St. ’’19 There is even more at stake than St. Andrews claims, however. The doctors do not simply ‘‘misunderstand’’; like the society in which they function, they make no attempt to understand. Instead, they simply disregard Tayo’s truths and realities as those of a safely distanced Other. One of the noticeable aspects of white doctoring in Ceremony is the explicit disavowal of anything useful outside the bounds of Western biomedicine, as well as the prevailing social climate of privilege (and legitimization) of values and knowledge arising from Euro-American culture alone.
These strategies have to do with interpersonal communication, the kind of inquiry and listening that helps patients make the connection between their personal troubles and social troubles. However, physicians who seriously inquire into the context and social nature of a patient’s illness run the risk of being confronted with devastating realities. Surely referral is an important model in helping the physician help her or his patient. A more important question, however, is how medicine might both use and go beyond the paradigm of referral and toward a more intentional model whereby medicine works in community and sees itself as part of a broader network for social change and the common good.
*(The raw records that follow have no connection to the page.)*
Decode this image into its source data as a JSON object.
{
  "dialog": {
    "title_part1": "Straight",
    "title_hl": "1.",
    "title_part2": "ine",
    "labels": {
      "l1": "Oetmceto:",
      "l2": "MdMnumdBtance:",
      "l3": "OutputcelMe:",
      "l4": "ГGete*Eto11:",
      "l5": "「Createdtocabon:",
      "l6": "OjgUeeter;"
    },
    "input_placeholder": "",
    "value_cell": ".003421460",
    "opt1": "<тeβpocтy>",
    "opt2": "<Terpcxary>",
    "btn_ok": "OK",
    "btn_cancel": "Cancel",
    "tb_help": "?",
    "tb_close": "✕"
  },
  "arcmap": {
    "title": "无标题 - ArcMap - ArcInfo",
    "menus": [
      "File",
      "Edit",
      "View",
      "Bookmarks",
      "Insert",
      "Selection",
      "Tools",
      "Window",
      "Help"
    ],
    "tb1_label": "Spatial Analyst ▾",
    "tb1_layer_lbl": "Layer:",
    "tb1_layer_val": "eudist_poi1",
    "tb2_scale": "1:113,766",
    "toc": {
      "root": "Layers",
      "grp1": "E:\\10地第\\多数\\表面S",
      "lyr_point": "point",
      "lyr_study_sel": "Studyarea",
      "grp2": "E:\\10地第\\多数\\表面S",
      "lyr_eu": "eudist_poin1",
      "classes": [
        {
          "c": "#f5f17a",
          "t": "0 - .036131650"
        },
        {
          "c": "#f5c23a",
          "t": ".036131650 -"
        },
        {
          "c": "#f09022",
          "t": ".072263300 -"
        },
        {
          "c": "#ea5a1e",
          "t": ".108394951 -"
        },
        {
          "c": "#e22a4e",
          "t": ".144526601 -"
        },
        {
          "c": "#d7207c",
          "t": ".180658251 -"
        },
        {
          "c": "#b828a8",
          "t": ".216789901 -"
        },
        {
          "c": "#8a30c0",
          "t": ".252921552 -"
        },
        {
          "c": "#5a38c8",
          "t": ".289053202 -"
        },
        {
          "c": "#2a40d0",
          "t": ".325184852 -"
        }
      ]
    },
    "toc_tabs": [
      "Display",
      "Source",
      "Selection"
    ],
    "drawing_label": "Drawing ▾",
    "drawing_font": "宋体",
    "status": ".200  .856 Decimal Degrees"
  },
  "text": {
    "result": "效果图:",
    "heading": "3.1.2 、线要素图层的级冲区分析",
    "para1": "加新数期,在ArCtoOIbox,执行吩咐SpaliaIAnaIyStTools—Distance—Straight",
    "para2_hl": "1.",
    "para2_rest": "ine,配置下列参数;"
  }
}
What would her assumptions be? How would those assumptions guide her care of this patient? The novels I have discussed here provide alternative accounts of illnesses that, were they brought to emergency rooms or doctor’s ofﬁces, would necessarily be translated into biomedical categories. In these ﬁctive accounts, illnesses are spiritual and physical, as well as being rooted in a social context that is itself frequently vast, complex, and intractable. Clearly, medicine cannot escape from the consequences of social injustice and oppression, nor would I argue that it necessarily wants to.